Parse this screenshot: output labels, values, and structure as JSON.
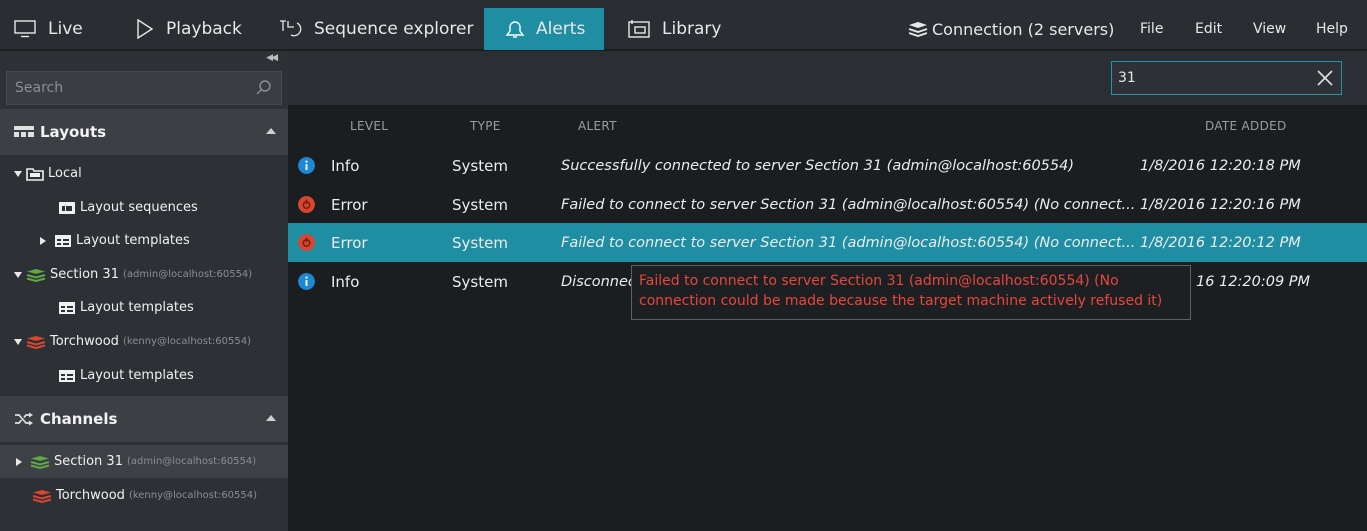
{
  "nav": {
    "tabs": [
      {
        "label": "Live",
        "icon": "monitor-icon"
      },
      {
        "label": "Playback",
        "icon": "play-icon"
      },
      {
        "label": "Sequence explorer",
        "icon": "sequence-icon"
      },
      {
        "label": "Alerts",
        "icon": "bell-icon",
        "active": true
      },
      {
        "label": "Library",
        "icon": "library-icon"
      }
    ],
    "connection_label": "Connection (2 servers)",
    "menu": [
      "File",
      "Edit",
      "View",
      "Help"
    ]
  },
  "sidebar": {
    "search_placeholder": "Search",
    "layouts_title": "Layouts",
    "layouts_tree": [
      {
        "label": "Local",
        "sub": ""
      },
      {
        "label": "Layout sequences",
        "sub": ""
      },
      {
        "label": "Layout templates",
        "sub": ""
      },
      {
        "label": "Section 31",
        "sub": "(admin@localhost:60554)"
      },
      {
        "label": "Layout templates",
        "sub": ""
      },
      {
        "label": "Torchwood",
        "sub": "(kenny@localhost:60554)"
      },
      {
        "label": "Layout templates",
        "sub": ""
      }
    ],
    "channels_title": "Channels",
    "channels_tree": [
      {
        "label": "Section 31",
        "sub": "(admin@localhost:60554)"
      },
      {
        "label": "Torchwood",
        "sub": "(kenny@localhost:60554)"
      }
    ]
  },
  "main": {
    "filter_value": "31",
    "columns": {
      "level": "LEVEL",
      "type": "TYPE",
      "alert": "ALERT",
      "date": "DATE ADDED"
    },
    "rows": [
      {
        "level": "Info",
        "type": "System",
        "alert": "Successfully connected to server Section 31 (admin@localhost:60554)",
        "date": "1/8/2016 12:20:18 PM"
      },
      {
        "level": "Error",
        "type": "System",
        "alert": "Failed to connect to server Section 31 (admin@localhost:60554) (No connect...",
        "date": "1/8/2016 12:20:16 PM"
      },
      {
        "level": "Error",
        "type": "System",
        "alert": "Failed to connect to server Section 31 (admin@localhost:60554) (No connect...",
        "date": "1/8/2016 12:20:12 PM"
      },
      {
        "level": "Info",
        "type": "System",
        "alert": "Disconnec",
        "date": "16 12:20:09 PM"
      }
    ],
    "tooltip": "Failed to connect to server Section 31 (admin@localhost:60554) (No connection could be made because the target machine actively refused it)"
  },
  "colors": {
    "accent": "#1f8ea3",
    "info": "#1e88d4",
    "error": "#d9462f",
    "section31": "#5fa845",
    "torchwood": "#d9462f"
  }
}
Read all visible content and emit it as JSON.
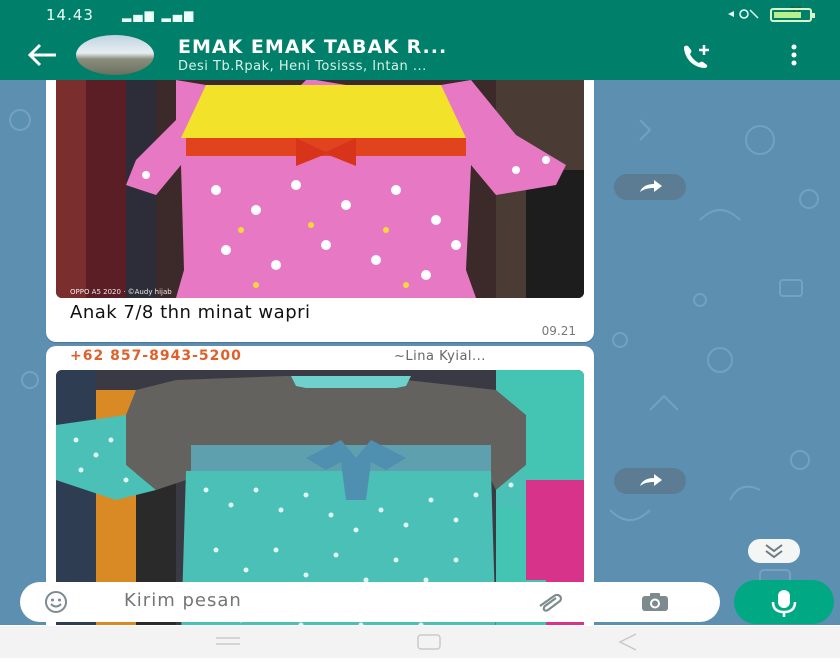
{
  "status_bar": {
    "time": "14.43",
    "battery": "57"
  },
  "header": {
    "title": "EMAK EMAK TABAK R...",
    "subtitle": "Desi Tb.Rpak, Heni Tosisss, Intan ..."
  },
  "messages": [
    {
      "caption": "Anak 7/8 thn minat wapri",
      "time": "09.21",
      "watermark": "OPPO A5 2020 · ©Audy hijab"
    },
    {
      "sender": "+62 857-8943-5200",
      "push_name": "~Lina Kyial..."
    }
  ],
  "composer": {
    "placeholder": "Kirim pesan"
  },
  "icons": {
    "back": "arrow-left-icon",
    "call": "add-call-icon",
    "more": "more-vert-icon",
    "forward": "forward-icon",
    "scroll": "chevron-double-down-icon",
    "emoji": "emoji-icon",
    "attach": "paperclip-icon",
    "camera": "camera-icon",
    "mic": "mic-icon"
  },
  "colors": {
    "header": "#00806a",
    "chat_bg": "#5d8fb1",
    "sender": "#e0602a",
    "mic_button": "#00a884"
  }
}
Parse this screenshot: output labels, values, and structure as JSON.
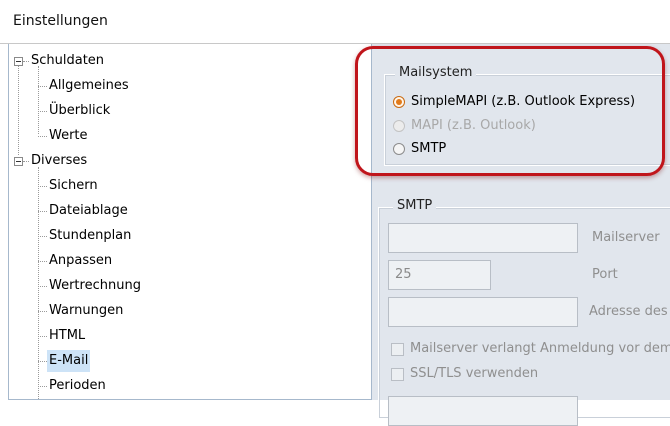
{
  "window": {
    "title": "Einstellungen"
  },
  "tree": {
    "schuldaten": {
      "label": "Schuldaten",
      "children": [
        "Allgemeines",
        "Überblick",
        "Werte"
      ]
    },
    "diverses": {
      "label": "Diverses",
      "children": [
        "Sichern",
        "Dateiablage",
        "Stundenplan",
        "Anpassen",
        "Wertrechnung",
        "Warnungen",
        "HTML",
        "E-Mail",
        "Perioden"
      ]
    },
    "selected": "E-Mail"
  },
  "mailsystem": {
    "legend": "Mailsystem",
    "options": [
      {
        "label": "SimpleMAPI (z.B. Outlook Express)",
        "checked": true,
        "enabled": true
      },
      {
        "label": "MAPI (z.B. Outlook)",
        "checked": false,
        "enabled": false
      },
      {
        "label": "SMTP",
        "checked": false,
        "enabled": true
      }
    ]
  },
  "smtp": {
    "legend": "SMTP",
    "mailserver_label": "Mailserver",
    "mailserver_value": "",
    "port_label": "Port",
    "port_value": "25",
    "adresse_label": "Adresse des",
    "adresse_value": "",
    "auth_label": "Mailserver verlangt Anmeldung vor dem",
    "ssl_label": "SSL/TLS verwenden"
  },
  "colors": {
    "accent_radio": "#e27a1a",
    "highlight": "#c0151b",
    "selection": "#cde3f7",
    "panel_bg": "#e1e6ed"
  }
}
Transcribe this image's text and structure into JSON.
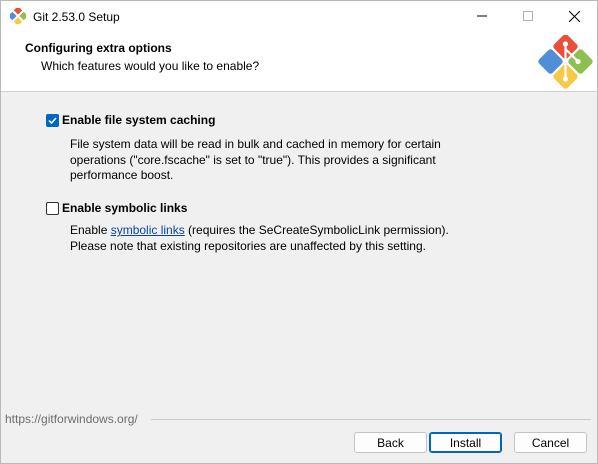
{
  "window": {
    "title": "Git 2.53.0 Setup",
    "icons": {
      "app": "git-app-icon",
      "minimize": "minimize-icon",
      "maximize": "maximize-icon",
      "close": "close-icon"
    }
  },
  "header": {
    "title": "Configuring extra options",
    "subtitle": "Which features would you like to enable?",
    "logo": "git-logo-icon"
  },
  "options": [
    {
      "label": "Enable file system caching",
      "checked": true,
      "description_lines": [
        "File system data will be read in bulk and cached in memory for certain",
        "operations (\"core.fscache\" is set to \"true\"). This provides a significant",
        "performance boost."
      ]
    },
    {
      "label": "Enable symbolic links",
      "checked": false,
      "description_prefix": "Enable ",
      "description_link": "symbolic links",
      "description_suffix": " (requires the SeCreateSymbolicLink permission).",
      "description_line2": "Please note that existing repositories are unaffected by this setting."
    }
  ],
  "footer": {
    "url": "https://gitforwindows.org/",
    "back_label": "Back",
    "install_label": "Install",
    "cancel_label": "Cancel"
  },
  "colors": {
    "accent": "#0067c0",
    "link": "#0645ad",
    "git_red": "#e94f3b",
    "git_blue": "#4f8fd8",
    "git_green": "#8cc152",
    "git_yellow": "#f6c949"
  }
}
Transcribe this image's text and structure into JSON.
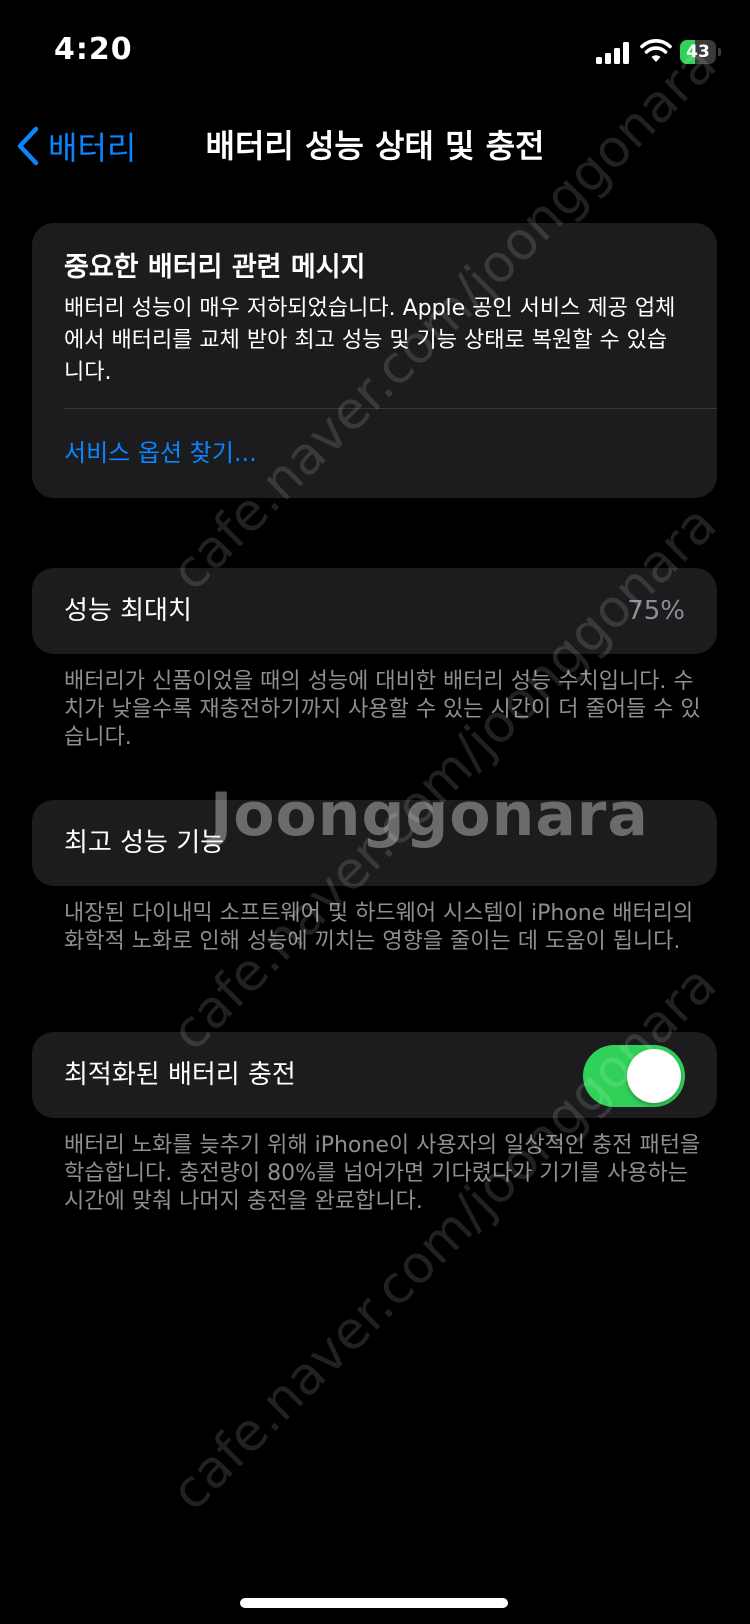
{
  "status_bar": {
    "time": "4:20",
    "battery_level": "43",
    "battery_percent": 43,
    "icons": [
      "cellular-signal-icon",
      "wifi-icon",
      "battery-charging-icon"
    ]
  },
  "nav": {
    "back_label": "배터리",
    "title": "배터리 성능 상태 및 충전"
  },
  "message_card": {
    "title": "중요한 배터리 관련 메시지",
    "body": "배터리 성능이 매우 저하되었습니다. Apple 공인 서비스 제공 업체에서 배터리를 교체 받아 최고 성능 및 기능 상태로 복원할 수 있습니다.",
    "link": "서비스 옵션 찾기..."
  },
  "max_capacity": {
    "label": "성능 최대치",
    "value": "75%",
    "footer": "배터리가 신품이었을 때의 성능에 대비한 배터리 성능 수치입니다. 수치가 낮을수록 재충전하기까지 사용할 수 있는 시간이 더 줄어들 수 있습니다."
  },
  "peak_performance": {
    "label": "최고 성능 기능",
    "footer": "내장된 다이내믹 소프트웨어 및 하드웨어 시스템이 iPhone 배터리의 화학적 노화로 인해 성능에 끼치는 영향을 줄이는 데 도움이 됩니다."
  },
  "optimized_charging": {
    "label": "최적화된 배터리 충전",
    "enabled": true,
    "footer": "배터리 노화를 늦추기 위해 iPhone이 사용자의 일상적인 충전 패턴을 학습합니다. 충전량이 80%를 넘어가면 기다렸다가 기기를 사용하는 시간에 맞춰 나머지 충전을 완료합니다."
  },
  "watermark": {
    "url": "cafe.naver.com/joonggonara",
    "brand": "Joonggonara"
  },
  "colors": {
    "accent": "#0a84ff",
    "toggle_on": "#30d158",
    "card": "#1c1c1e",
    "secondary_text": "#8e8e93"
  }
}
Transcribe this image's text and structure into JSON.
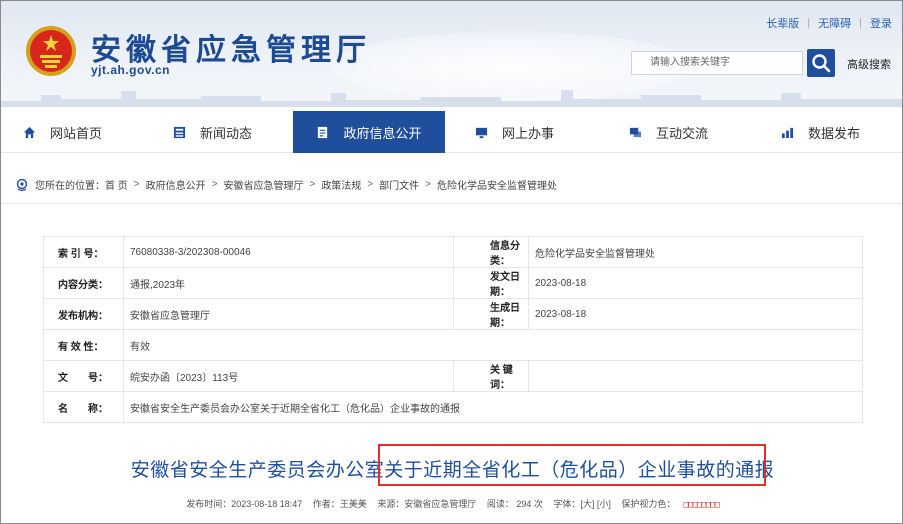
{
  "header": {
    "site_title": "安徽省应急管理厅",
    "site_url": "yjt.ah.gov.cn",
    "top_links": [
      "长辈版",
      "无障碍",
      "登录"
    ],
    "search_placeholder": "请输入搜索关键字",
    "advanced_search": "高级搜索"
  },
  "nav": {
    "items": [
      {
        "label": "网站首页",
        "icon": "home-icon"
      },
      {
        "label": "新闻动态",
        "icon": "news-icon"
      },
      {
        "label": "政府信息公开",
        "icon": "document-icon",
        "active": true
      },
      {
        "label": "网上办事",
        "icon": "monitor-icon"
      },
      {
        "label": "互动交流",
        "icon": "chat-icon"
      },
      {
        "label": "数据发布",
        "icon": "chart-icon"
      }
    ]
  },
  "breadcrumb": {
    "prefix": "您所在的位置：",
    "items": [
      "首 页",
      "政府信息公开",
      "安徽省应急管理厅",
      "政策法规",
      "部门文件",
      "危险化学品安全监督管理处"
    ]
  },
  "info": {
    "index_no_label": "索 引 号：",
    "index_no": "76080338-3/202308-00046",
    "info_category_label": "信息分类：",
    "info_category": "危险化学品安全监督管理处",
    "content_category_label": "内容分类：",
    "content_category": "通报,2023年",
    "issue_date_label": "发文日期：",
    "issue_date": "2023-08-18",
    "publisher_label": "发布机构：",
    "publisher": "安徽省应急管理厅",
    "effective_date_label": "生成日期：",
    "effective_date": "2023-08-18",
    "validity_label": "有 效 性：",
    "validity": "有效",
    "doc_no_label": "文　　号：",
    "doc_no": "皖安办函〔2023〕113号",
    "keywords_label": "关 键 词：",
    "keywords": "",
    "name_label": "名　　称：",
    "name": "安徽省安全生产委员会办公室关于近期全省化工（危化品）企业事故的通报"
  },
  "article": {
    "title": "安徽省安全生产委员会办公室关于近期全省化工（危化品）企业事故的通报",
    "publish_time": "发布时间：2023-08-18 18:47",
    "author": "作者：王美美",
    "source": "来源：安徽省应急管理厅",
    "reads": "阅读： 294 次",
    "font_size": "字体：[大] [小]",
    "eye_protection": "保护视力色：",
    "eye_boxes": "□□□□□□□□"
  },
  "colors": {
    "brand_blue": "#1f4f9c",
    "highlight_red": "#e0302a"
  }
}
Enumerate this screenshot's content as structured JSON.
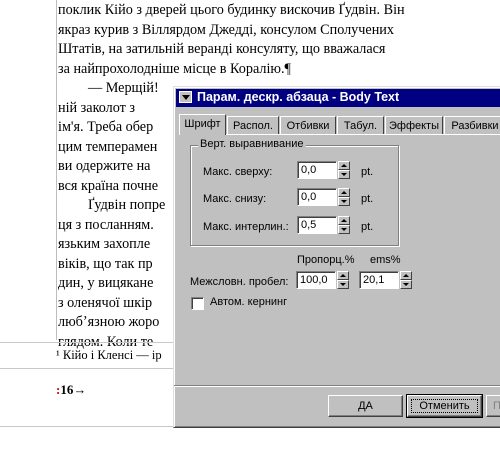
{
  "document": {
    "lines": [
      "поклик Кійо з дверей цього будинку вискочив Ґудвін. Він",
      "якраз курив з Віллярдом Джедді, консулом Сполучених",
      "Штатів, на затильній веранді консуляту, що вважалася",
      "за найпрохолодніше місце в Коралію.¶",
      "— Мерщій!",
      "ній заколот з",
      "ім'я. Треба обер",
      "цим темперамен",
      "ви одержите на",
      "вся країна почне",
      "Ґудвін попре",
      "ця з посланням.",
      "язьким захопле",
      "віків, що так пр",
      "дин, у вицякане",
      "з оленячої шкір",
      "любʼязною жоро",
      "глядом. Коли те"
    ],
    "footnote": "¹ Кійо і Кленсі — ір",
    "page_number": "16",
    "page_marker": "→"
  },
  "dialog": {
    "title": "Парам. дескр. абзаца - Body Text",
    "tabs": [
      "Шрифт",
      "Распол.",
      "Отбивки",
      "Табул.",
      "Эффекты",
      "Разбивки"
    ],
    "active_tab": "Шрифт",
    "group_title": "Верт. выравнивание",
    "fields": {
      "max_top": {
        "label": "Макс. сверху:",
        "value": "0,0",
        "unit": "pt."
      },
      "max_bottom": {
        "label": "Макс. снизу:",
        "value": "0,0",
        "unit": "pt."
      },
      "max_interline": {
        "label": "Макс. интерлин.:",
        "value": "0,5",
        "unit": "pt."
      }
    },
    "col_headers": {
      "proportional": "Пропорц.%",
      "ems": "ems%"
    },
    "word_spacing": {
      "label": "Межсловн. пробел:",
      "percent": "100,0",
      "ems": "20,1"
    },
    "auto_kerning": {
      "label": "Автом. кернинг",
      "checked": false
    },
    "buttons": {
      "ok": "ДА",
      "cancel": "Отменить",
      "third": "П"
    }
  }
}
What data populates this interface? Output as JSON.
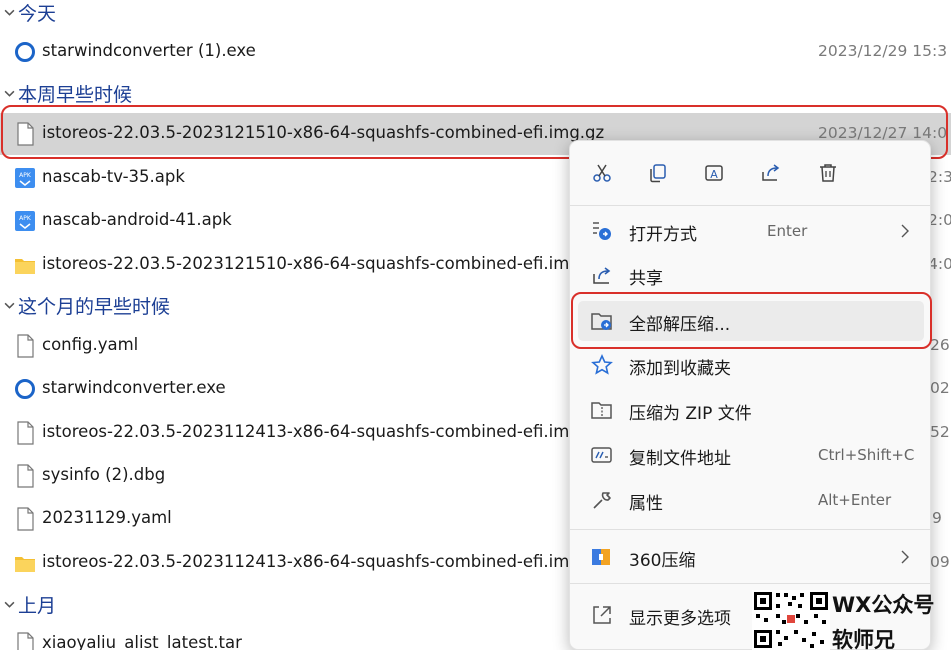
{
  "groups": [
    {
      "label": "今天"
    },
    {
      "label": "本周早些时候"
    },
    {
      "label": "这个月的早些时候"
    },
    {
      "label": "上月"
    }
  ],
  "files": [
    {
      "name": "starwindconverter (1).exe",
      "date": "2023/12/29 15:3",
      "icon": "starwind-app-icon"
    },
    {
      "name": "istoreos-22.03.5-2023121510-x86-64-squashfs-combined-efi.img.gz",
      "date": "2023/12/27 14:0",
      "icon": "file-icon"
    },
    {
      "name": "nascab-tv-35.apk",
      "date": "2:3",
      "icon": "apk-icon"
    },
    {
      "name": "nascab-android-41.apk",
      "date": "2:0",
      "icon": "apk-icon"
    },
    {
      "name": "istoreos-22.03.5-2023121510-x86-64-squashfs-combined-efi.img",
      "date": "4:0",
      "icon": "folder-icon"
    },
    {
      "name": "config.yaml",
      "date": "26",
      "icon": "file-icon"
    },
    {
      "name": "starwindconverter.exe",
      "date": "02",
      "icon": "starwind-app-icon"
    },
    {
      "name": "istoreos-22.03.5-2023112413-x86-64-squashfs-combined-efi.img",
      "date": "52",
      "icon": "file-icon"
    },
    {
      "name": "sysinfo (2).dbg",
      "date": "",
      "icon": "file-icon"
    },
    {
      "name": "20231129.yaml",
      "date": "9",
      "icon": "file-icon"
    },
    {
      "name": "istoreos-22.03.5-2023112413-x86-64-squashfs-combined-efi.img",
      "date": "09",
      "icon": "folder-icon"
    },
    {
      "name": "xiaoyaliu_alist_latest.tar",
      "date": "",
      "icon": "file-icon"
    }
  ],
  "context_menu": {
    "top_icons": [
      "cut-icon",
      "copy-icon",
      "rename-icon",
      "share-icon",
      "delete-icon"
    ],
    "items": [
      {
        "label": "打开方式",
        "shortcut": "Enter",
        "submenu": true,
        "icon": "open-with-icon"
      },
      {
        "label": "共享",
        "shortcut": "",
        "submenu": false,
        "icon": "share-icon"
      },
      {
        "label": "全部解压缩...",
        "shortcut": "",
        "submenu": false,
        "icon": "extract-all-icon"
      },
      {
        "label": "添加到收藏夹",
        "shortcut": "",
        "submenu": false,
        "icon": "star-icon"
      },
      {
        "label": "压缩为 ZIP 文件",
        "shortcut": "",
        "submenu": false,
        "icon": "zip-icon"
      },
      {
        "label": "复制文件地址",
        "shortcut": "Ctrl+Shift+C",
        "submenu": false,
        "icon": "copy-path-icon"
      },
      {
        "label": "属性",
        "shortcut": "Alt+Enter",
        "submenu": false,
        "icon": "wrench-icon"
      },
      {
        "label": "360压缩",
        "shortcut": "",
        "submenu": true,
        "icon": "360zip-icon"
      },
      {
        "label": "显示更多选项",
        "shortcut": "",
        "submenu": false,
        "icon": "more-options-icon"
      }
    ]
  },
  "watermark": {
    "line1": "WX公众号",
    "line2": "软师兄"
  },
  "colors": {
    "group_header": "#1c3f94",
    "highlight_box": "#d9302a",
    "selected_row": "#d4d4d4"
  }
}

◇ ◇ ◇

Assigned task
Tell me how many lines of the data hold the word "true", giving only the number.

Response
10